--- WORK TO COMPLETE ---
If a line in the entries below holds the string "icon", copy it.

━━ DATA FOR THIS EXERCISE

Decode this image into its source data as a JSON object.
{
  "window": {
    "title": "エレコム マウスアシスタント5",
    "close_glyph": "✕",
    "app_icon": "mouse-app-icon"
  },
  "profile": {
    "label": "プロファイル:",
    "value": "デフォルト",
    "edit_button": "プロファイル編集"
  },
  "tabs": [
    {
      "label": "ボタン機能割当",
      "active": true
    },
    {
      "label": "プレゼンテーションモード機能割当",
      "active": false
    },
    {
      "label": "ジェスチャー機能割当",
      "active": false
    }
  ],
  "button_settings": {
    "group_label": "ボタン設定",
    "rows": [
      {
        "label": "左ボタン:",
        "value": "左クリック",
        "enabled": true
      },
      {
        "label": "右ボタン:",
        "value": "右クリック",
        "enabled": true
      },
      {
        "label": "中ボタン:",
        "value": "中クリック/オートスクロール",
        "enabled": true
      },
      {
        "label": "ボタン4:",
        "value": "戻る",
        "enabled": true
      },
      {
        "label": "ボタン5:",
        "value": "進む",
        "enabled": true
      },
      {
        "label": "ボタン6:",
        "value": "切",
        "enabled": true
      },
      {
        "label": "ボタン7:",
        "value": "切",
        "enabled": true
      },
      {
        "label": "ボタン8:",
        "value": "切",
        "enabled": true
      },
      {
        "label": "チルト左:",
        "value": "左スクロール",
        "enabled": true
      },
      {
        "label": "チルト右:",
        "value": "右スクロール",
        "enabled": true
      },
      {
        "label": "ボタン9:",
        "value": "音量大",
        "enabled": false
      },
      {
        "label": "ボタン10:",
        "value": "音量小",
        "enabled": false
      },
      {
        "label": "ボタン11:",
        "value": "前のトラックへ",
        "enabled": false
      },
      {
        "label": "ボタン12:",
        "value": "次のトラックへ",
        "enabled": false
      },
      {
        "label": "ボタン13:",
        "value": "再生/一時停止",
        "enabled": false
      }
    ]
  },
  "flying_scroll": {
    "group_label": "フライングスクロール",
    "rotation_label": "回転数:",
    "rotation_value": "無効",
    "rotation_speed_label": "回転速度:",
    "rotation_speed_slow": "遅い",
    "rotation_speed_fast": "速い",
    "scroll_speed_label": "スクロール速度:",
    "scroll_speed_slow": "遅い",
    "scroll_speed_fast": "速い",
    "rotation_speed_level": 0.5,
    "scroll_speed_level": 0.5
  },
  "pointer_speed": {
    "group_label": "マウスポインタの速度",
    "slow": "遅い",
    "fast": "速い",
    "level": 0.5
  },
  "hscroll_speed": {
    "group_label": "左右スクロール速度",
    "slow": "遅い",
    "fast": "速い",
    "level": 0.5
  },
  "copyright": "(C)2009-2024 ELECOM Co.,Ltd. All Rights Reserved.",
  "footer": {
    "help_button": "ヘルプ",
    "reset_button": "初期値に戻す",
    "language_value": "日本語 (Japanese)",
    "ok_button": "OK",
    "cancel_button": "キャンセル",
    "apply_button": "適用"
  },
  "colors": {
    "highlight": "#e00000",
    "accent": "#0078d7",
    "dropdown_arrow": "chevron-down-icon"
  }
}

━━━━

--- PROBLEM SOLUTION ---
    "app_icon": "mouse-app-icon"
    "dropdown_arrow": "chevron-down-icon"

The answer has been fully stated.